Can Hi8 or Video 8 Camcorders Play Back Digital 8 Tapes?

Unfortunately no. Neither 8mm camcorders nor Hi 8mm camcorders have the ability to play back digital8 tapes. Since these models were built prior to the use of the digital DV codec, which enables a camcorder to encode sound and video data using software coding and computer components, they do not contain the necessary technology to play digital8 tapes.

Think about it like this: the newest version of 8mm camcorders (Digital 8 Camcorders) is capable of playing older tapes, but old 8mm camcorders (Video8 and Hi8 Camcorders) are unable to play the newest tapes (Digital8).

Can Digital 8 Camcorders Also Record in Hi8 or Video 8 Format?

No, a Digital 8 Camcorder is not capable of recording in an analog format. Only Sony Hi8 camcorder models or Sony 8mm camcorder models are able to record in this format.

sony hi8 camcorder models

How Much Do Digital 8 Camcorders Cost?

When Sony first released its Digital8 format in 1999, consumers were looking at a price of $1000 or more. Today, that number is far less, with many used models available on eBay and similar sites for $250 or less. Of course, the price will vary depending on the condition of the particular unit, whether or not it comes with the original accessories, and the model number itself, but that’s the joy of shopping for obsolete filming equipment — it’s far easier to find a unit within your budget!

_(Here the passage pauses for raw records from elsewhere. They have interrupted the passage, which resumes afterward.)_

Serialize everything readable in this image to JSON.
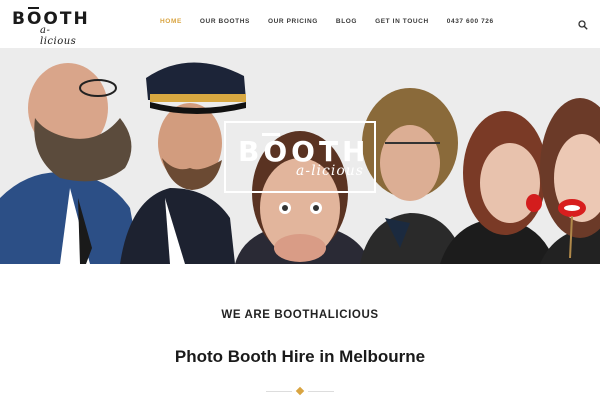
{
  "header": {
    "logo": {
      "main": "BOOTH",
      "sub": "a-licious"
    },
    "nav": [
      {
        "label": "HOME",
        "active": true
      },
      {
        "label": "OUR BOOTHS",
        "active": false
      },
      {
        "label": "OUR PRICING",
        "active": false
      },
      {
        "label": "BLOG",
        "active": false
      },
      {
        "label": "GET IN TOUCH",
        "active": false
      },
      {
        "label": "0437 600 726",
        "active": false
      }
    ],
    "search_icon": "search-icon"
  },
  "hero": {
    "logo": {
      "main": "BOOTH",
      "sub": "a-licious"
    }
  },
  "content": {
    "intro_heading": "WE ARE BOOTHALICIOUS",
    "main_heading": "Photo Booth Hire in Melbourne"
  },
  "colors": {
    "accent": "#d9a441",
    "text": "#1a1a1a",
    "nav_text": "#3a3a3a"
  }
}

Final Thoughts

Now that you know the history of the 8mm format and how to find a Digital8 camcorder with 8mm and Hi8 playback, we hope you’ll enjoy exploring your old 8mm tapes and uncovering the memories they hold. Happy viewing!

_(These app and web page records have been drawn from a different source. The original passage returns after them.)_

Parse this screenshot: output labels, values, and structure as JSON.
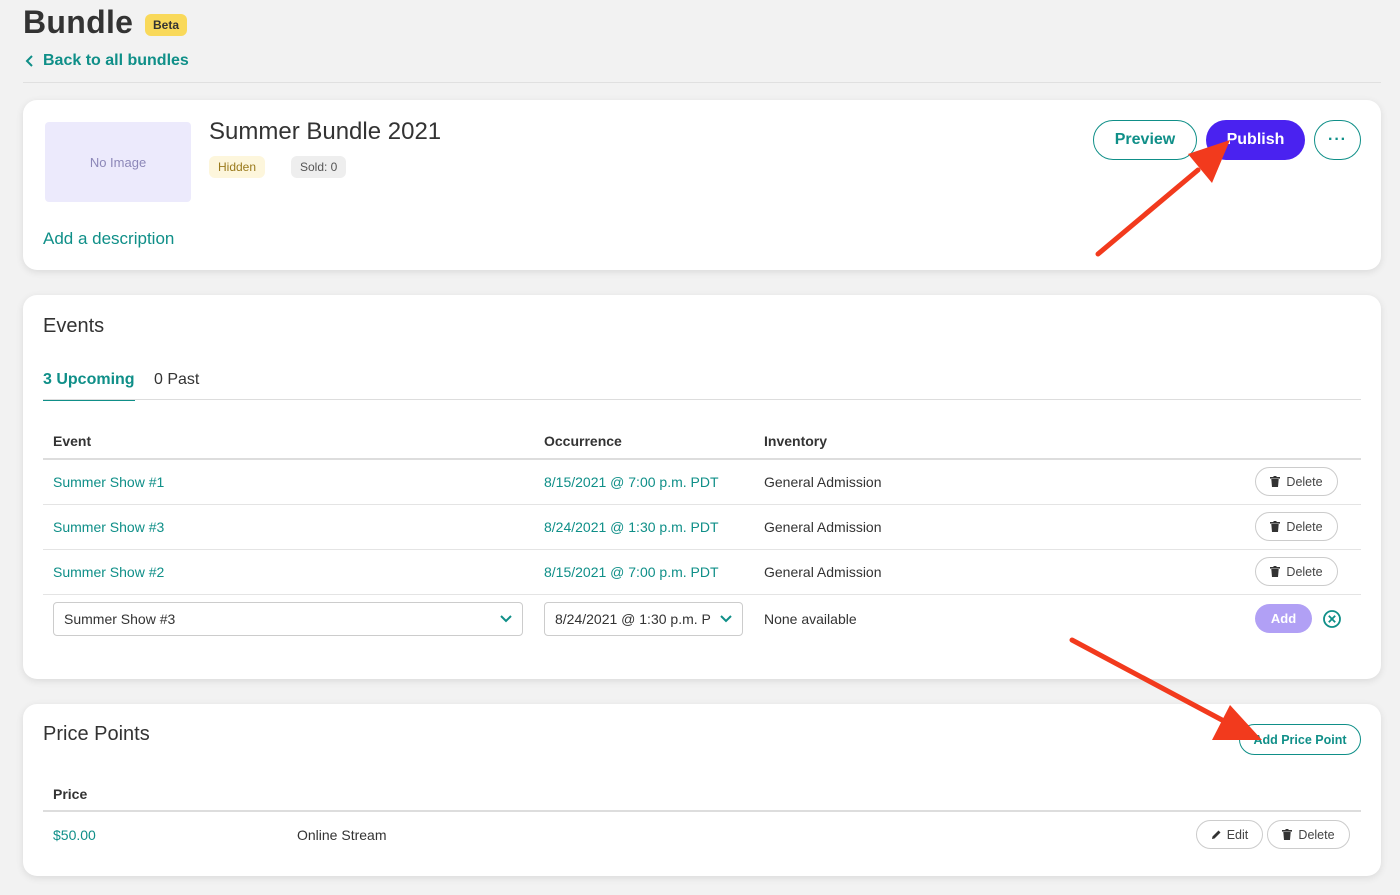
{
  "header": {
    "title": "Bundle",
    "badge": "Beta",
    "back_link": "Back to all bundles"
  },
  "bundle": {
    "image_placeholder": "No Image",
    "name": "Summer Bundle 2021",
    "status_badge": "Hidden",
    "sold_badge": "Sold: 0",
    "add_description": "Add a description",
    "preview_label": "Preview",
    "publish_label": "Publish",
    "more_label": "···"
  },
  "events": {
    "title": "Events",
    "tabs": [
      {
        "label": "3 Upcoming",
        "active": true
      },
      {
        "label": "0 Past",
        "active": false
      }
    ],
    "columns": {
      "event": "Event",
      "occurrence": "Occurrence",
      "inventory": "Inventory"
    },
    "rows": [
      {
        "event": "Summer Show #1",
        "occurrence": "8/15/2021 @ 7:00 p.m. PDT",
        "inventory": "General Admission",
        "delete_label": "Delete"
      },
      {
        "event": "Summer Show #3",
        "occurrence": "8/24/2021 @ 1:30 p.m. PDT",
        "inventory": "General Admission",
        "delete_label": "Delete"
      },
      {
        "event": "Summer Show #2",
        "occurrence": "8/15/2021 @ 7:00 p.m. PDT",
        "inventory": "General Admission",
        "delete_label": "Delete"
      }
    ],
    "new_row": {
      "event_select": "Summer Show #3",
      "occurrence_select": "8/24/2021 @ 1:30 p.m. P",
      "inventory": "None available",
      "add_label": "Add"
    }
  },
  "price_points": {
    "title": "Price Points",
    "add_label": "Add Price Point",
    "columns": {
      "price": "Price"
    },
    "rows": [
      {
        "price": "$50.00",
        "name": "Online Stream",
        "edit_label": "Edit",
        "delete_label": "Delete"
      }
    ]
  },
  "colors": {
    "accent": "#0f8f88",
    "publish": "#4a22f0",
    "add_disabled": "#b1a0f5",
    "annotation_arrow": "#f23a1d"
  }
}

Need help converting your 8mm tapes to digital files? At EverPresent, we employ more than 60 expert technicians with extensive experience in handling video tape, audio, and film. These technicians can complete conversions while preserving your original tape footage, ensuring your most precious memories are treated with the absolute highest level of care.

Each year, we convert more than 60,000 videos, helping families avoid lost or damaged footage, and allowing them to enjoy their stories of the past well into the future. With our video conversion service, you can stop searching for a Digital8 camcorder with 8mm and Hi8 playback and enjoy your recordings in .mp4 format on a DVD or USB drive, making it easier to share them with your loved ones.

How to Get Started

We know our clients care deeply about their video footage and want to ensure their memories will be treated with the same care and attention they would give. We encourage you to watch our “How It Works” video to learn more about our video transfer service and the steps we take to provide you with an exceptional experience from start to finish.

We also welcome you to reach out to one of our warm and friendly customer service representatives with any questions or concerns you may have. We respond to every inquiry within 24 hours and are always happy to discuss our process in more detail so you can confidently make an informed decision. Contact us today.